In German, nitrogen gets its name – Stickstoff – from its characteristic ability to smother both flames and living creatures. The scientific name nitrogenium derives from the Greek word for saltpeter (“nitros”), from which nitrogen was extracted before the invention of air separation.
With about 78 %, it is the single largest component of air; its mass percent of the Earth’s four spheres combined is 0.03 %
The gas has a neutral odor and taste and condenses to a colorless liquid. Nitrogen is extremely inert; it is barely soluble in water and nonflammable. It is the third most electronegative element after fluorine and oxygen.
Ice cold well-being
SUPERCONDUCTING POWER CABLES
Near zero resistance
Cryogenic high voltage
TURNING GARDEN HOSES INTO GARDEN HOSES
Recycling garden hoses
Sitting more comfortably
Form for fluids
LIQUEFIED GASES FOR THE PRODUCTION OF TOUCH PANELS
FLASH FREEZING OF ICE CREAM
NITROGEN AS SHIELDING GAS OPTIMIZES PRINTED CIRCUIT BOARD ASSEMBLY PROCESS
Two birds with one stone
Cooling for magnets
GASES FOR MANUFACTURING UV DISINFECTION LAMPS
LIQUEFIED GASES FOR IPHONE PRODUCTION
Fulfilling the desire to have children
FREEZING ENABLES EFFICIENT PVC RECYCLING
Just like freshly cooked food
Reliable e-bike drives
THIN-FILM SOLAR CELLS
Adaptable energy production
“DUOCONDEX” PREVENTS TONS OF POLLUTION FROM HARMING THE ENVIRONMENT
NITROGEN FOR ADVANCED TECHNOLOGY
Cooling nuclear fusion
PACKAGING OF SNACKS
Nuts to be savored
Safety at great depths
A STRONG HEART FOR COMPUTERS, CELL PHONES, ETC.

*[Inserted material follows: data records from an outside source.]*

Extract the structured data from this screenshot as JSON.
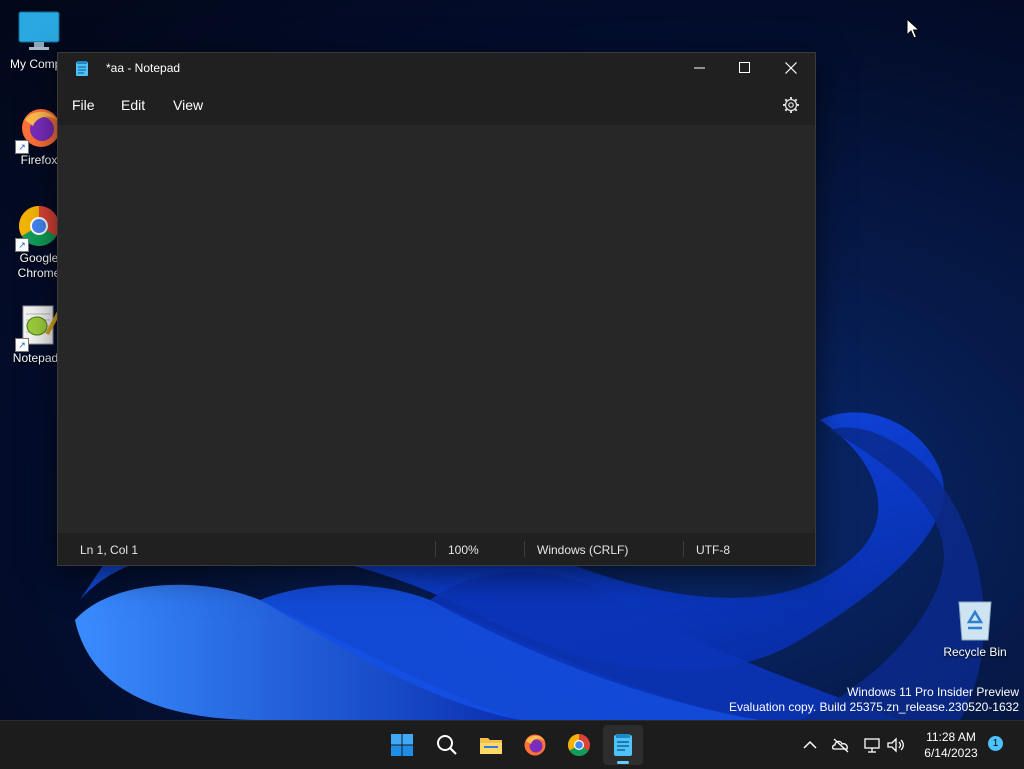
{
  "desktop": {
    "icons": [
      {
        "label": "My Compu"
      },
      {
        "label": "Firefox"
      },
      {
        "label": "Google Chrome"
      },
      {
        "label": "Notepad+"
      },
      {
        "label": "Recycle Bin"
      }
    ],
    "watermark_line1": "Windows 11 Pro Insider Preview",
    "watermark_line2": "Evaluation copy. Build 25375.zn_release.230520-1632"
  },
  "window": {
    "title": "*aa - Notepad",
    "menu": {
      "file": "File",
      "edit": "Edit",
      "view": "View"
    },
    "editor_content": "",
    "status": {
      "position": "Ln 1, Col 1",
      "zoom": "100%",
      "line_ending": "Windows (CRLF)",
      "encoding": "UTF-8"
    }
  },
  "taskbar": {
    "apps": [
      "start",
      "search",
      "file-explorer",
      "firefox",
      "chrome",
      "notepad"
    ],
    "active_app": "notepad",
    "clock_time": "11:28 AM",
    "clock_date": "6/14/2023",
    "notification_count": "1"
  },
  "colors": {
    "window_bg": "#202020",
    "editor_bg": "#272727",
    "taskbar_bg": "#1c1c1c",
    "accent": "#60cdff"
  }
}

Reliable computer brains
Airy by design
Bottling the bouquet
SAFE DRILLING INTO ROCK HARD SOIL
Rock solid safety